7,000 U.S. troops and an airbase, a major grievance for Saudi-born
terrorism suspect Osama bin Laden. The Sunni Muslim rulers follow a
strict sect called Wahhabism — requiring women to cover up and
prohibiting them from driving, for instance — but oil wealth has
brought Western influences and friction. Bin Laden was stripped of
his Saudi citizenship for opposing the deployment of Western troops
in the vicinity of Islam’s holiest shrines during the Persian Gulf
War, prompted by Iraq’s invasion of Kuwait. The Oct. 12, 2000
suicide bombing of the destroyer USS Cole in Yemen has been linked
to bin Laden followers.

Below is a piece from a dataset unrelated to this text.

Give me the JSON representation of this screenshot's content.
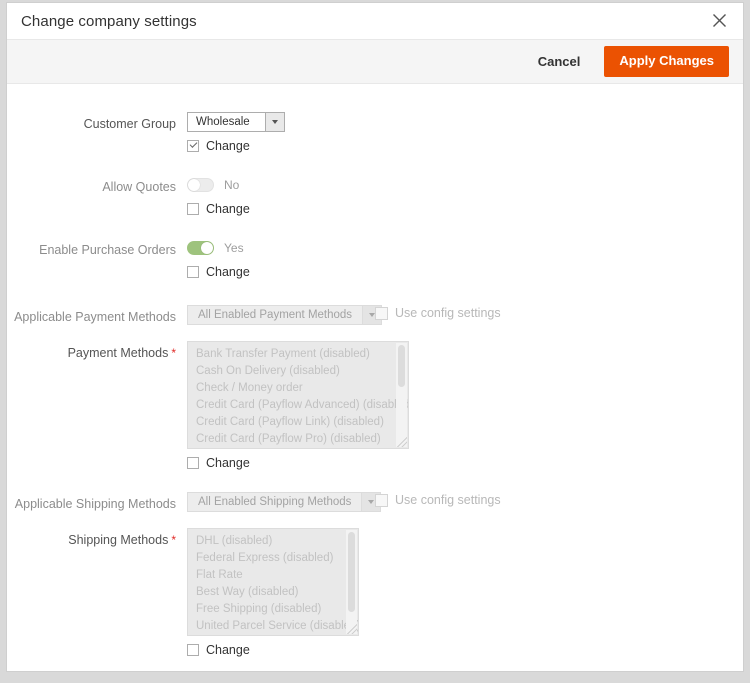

In 1994, Yemen President Ali Abdullah Saleh
enlisted veterans of the Afghan-Soviet conflict, some of whom worked
with bin Laden in Afghanistan, to crush secessionist communists in
the south. Though born in Saudi Arabia, bin Laden is thought to have
drawn his intense religious beliefs and disdain for Western ways
from the traditions of his father’s native village in Yemen.
Area: Saudi Arabia (756,983 square miles, slightly more
than one-fifth the size of the United States); Yemen (203,800 square
miles); Kuwait (6,900 square miles).
Population: Saudi Arabia (22.7 million); Kuwait (2
million); Yemen (18 million).
Economy: An expanding population and low oil prices have
decreased per-capita income in Saudi Arabia by almost half over the
past 25 years, to about $10,000 a year.